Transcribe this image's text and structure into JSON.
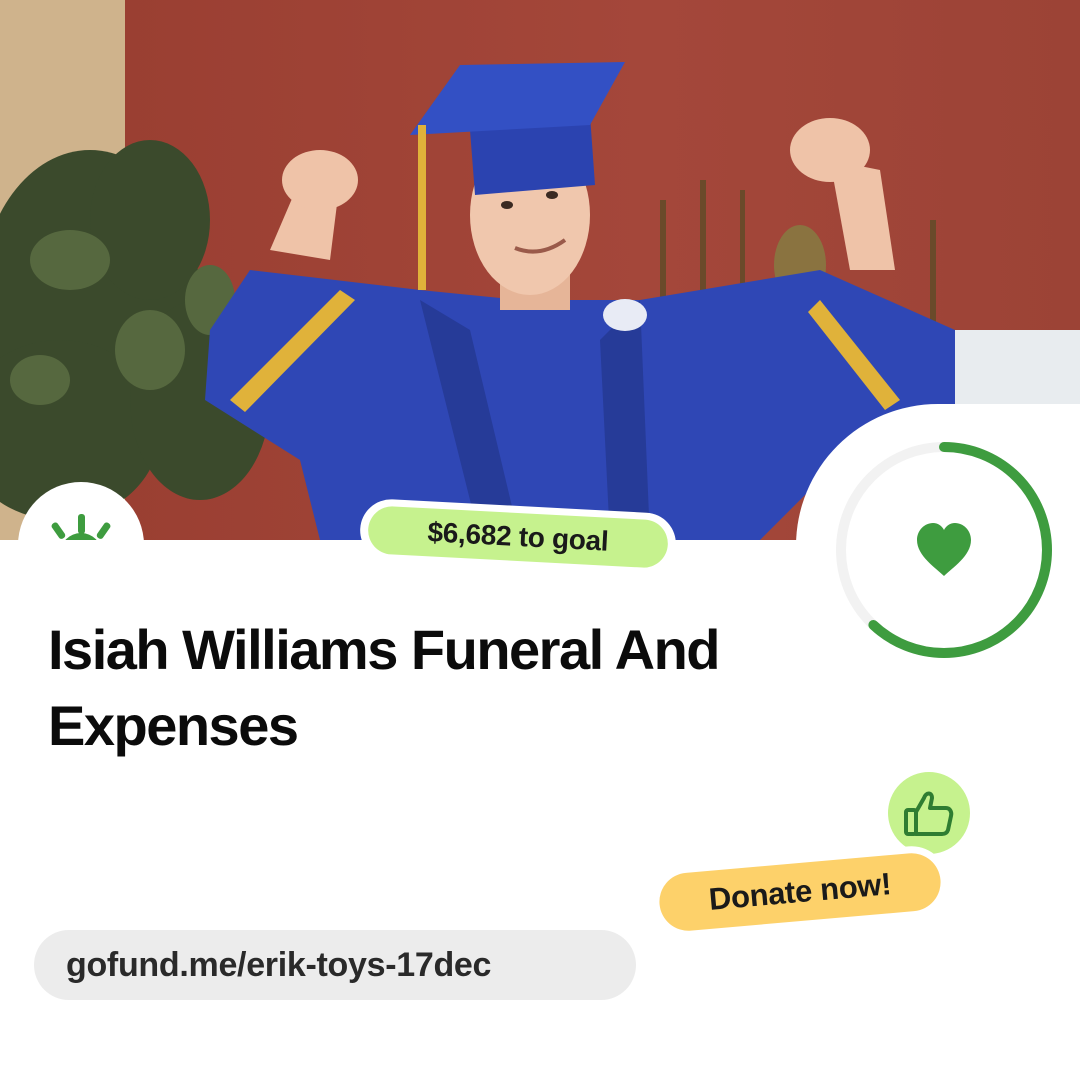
{
  "campaign": {
    "goal_text": "$6,682 to goal",
    "title": "Isiah Williams Funeral And Expenses",
    "donate_label": "Donate now!",
    "url": "gofund.me/erik-toys-17dec",
    "progress_fraction": 0.62
  },
  "icons": {
    "logo": "sunrise-logo-icon",
    "progress_center": "heart-icon",
    "donate_badge": "thumbs-up-icon"
  },
  "colors": {
    "brand_green": "#3e9c3f",
    "goal_pill": "#c6f28e",
    "donate_pill": "#fdd16a",
    "url_pill": "#ececec",
    "ring_track": "#f2f2f2"
  }
}
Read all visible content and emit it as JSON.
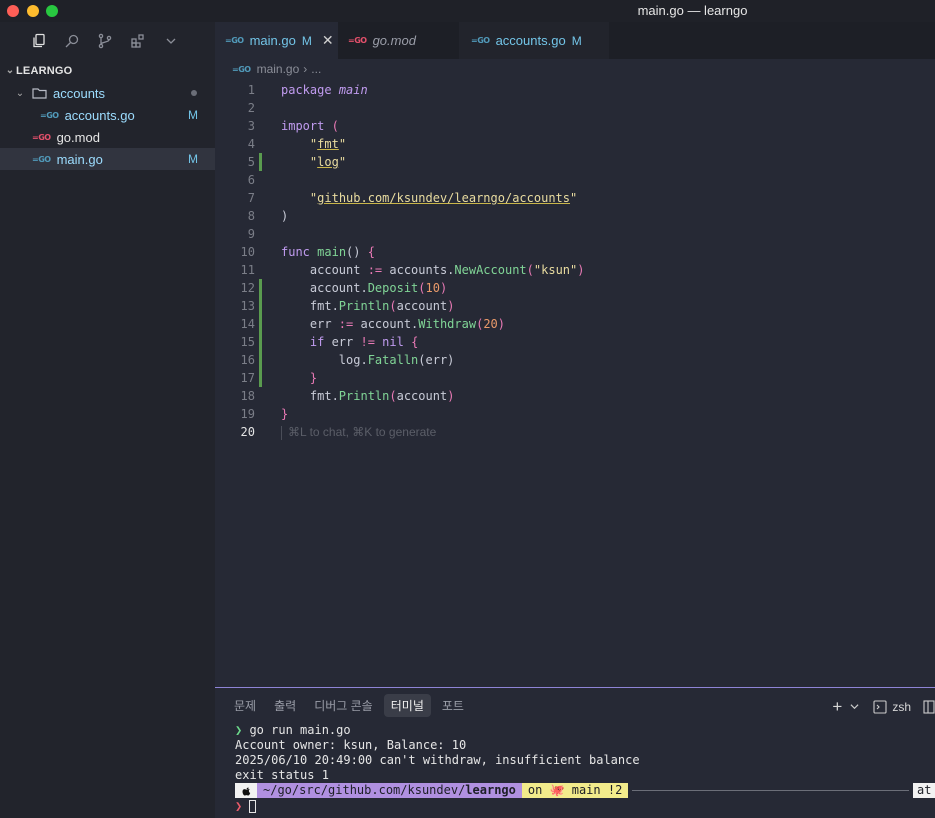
{
  "window": {
    "title": "main.go — learngo"
  },
  "sidebar": {
    "section_title": "LEARNGO",
    "activity_icons": [
      "files-icon",
      "search-icon",
      "source-control-icon",
      "extensions-icon",
      "chevron-down-icon"
    ],
    "tree": [
      {
        "label": "accounts",
        "type": "folder",
        "status": ""
      },
      {
        "label": "accounts.go",
        "type": "go",
        "status": "M"
      },
      {
        "label": "go.mod",
        "type": "mod",
        "status": ""
      },
      {
        "label": "main.go",
        "type": "go",
        "status": "M"
      }
    ]
  },
  "tabs": [
    {
      "label": "main.go",
      "status": "M",
      "close": "✕"
    },
    {
      "label": "go.mod",
      "status": ""
    },
    {
      "label": "accounts.go",
      "status": "M"
    }
  ],
  "breadcrumb": {
    "file": "main.go",
    "sep": "›",
    "more": "..."
  },
  "editor": {
    "line_numbers": [
      "1",
      "2",
      "3",
      "4",
      "5",
      "6",
      "7",
      "8",
      "9",
      "10",
      "11",
      "12",
      "13",
      "14",
      "15",
      "16",
      "17",
      "18",
      "19",
      "20"
    ],
    "current_line": "20",
    "hint": "⌘L to chat, ⌘K to generate"
  },
  "panel": {
    "tabs": [
      "문제",
      "출력",
      "디버그 콘솔",
      "터미널",
      "포트"
    ],
    "active_tab": "터미널",
    "shell": "zsh",
    "plus": "+",
    "terminal_lines": [
      "go run main.go",
      "Account owner: ksun, Balance: 10",
      "2025/06/10 20:49:00 can't withdraw, insufficient balance",
      "exit status 1"
    ],
    "prompt_path": "~/go/src/github.com/ksundev/",
    "prompt_dir": "learngo",
    "prompt_git": "on 🐙 main !2",
    "prompt_right": "at"
  },
  "colors": {
    "accent": "#73c5e8",
    "panel_border": "#8e84d6",
    "git_added": "#5a9b4f"
  }
}
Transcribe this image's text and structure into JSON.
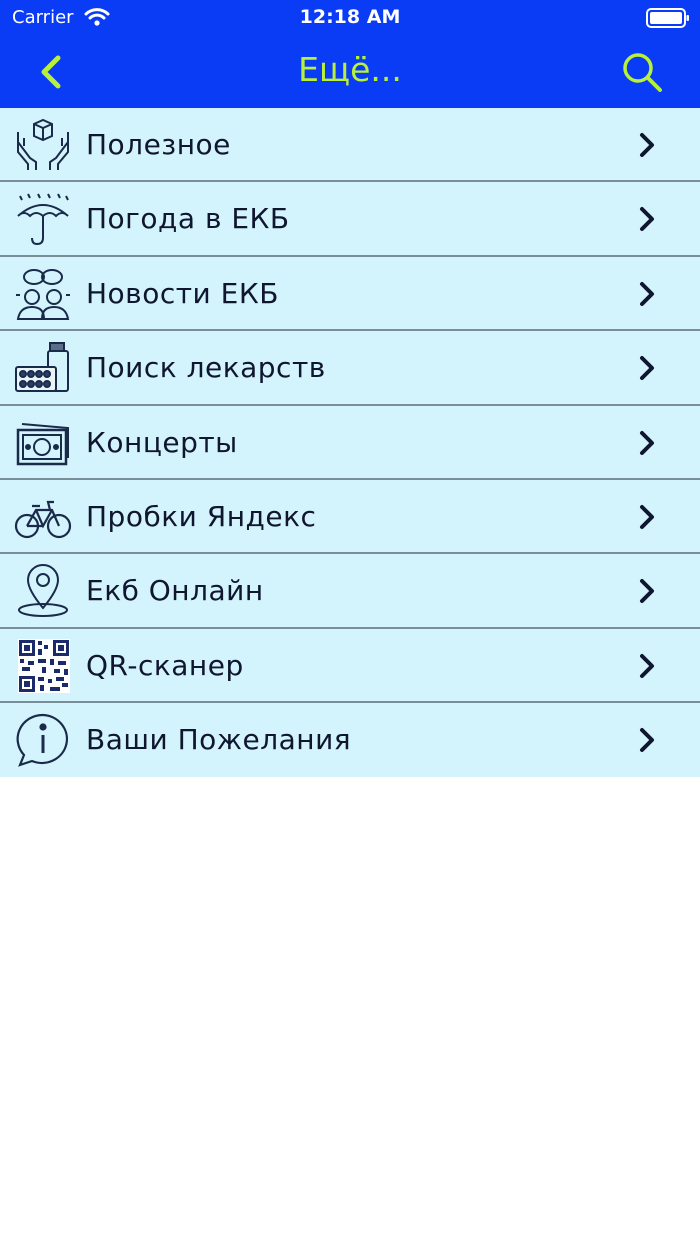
{
  "status_bar": {
    "carrier": "Carrier",
    "time": "12:18 AM"
  },
  "nav": {
    "title": "Ещё...",
    "accent_color": "#b8f03a",
    "background_color": "#0b3cf5"
  },
  "menu": {
    "items": [
      {
        "label": "Полезное",
        "icon": "hands-box-icon"
      },
      {
        "label": "Погода в ЕКБ",
        "icon": "umbrella-rain-icon"
      },
      {
        "label": "Новости ЕКБ",
        "icon": "people-chat-icon"
      },
      {
        "label": "Поиск лекарств",
        "icon": "pills-bottle-icon"
      },
      {
        "label": "Концерты",
        "icon": "banknotes-icon"
      },
      {
        "label": "Пробки Яндекс",
        "icon": "bicycle-icon"
      },
      {
        "label": "Екб Онлайн",
        "icon": "location-pin-icon"
      },
      {
        "label": "QR-сканер",
        "icon": "qr-code-icon"
      },
      {
        "label": "Ваши Пожелания",
        "icon": "info-bubble-icon"
      }
    ],
    "row_background": "#d3f4fc"
  }
}
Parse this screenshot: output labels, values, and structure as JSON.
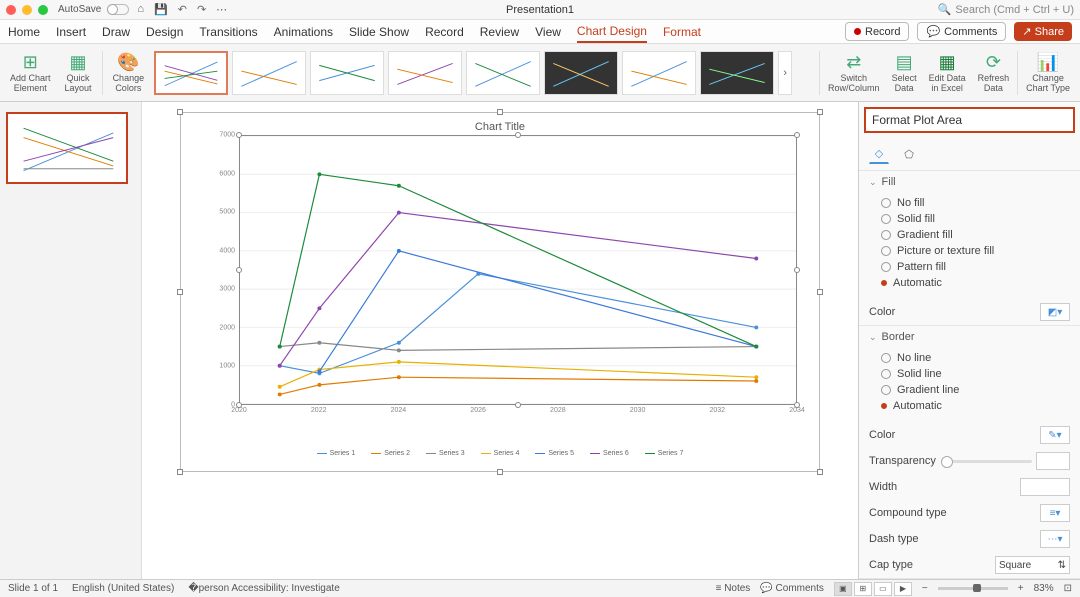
{
  "titlebar": {
    "autosave": "AutoSave",
    "presentation": "Presentation1",
    "search_placeholder": "Search (Cmd + Ctrl + U)"
  },
  "ribbontabs": {
    "home": "Home",
    "insert": "Insert",
    "draw": "Draw",
    "design": "Design",
    "transitions": "Transitions",
    "animations": "Animations",
    "slideshow": "Slide Show",
    "record_tab": "Record",
    "review": "Review",
    "view": "View",
    "chartdesign": "Chart Design",
    "format": "Format",
    "record_btn": "Record",
    "comments": "Comments",
    "share": "Share"
  },
  "ribbon": {
    "add_chart_element": "Add Chart\nElement",
    "quick_layout": "Quick\nLayout",
    "change_colors": "Change\nColors",
    "switch": "Switch\nRow/Column",
    "select_data": "Select\nData",
    "edit_data": "Edit Data\nin Excel",
    "refresh": "Refresh\nData",
    "change_type": "Change\nChart Type"
  },
  "formatpane": {
    "title": "Format Plot Area",
    "fill": "Fill",
    "fill_opts": {
      "no": "No fill",
      "solid": "Solid fill",
      "grad": "Gradient fill",
      "pic": "Picture or texture fill",
      "pat": "Pattern fill",
      "auto": "Automatic"
    },
    "color": "Color",
    "border": "Border",
    "border_opts": {
      "no": "No line",
      "solid": "Solid line",
      "grad": "Gradient line",
      "auto": "Automatic"
    },
    "transparency": "Transparency",
    "width": "Width",
    "compound": "Compound type",
    "dash": "Dash type",
    "cap": "Cap type",
    "cap_val": "Square"
  },
  "status": {
    "slide": "Slide 1 of 1",
    "lang": "English (United States)",
    "access": "Accessibility: Investigate",
    "notes": "Notes",
    "comments": "Comments",
    "zoom": "83%"
  },
  "chart_data": {
    "type": "line",
    "title": "Chart Title",
    "xlabel": "",
    "ylabel": "",
    "x": [
      2020,
      2022,
      2024,
      2026,
      2028,
      2030,
      2032,
      2034
    ],
    "ylim": [
      0,
      7000
    ],
    "yticks": [
      0,
      1000,
      2000,
      3000,
      4000,
      5000,
      6000,
      7000
    ],
    "series": [
      {
        "name": "Series 1",
        "color": "#4a90d9",
        "x": [
          2021,
          2022,
          2024,
          2026,
          2028,
          2030,
          2032,
          2033
        ],
        "values": [
          1000,
          800,
          1600,
          3400,
          null,
          null,
          null,
          2000
        ]
      },
      {
        "name": "Series 2",
        "color": "#e07b00",
        "x": [
          2021,
          2022,
          2024,
          2033
        ],
        "values": [
          250,
          500,
          700,
          600
        ]
      },
      {
        "name": "Series 3",
        "color": "#888888",
        "x": [
          2021,
          2022,
          2024,
          2033
        ],
        "values": [
          1500,
          1600,
          1400,
          1500
        ]
      },
      {
        "name": "Series 4",
        "color": "#e8b000",
        "x": [
          2021,
          2022,
          2024,
          2033
        ],
        "values": [
          450,
          900,
          1100,
          700
        ]
      },
      {
        "name": "Series 5",
        "color": "#3a7ad9",
        "x": [
          2022,
          2024,
          2033
        ],
        "values": [
          850,
          4000,
          1500
        ]
      },
      {
        "name": "Series 6",
        "color": "#8e44ad",
        "x": [
          2021,
          2022,
          2024,
          2033
        ],
        "values": [
          1000,
          2500,
          5000,
          3800
        ]
      },
      {
        "name": "Series 7",
        "color": "#1b8a3a",
        "x": [
          2021,
          2022,
          2024,
          2033
        ],
        "values": [
          1500,
          6000,
          5700,
          1500
        ]
      }
    ],
    "legend_position": "bottom"
  }
}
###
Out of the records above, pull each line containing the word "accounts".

Solution to this problem
        "label": "accounts",
        "label": "accounts.go",
      "label": "accounts.go",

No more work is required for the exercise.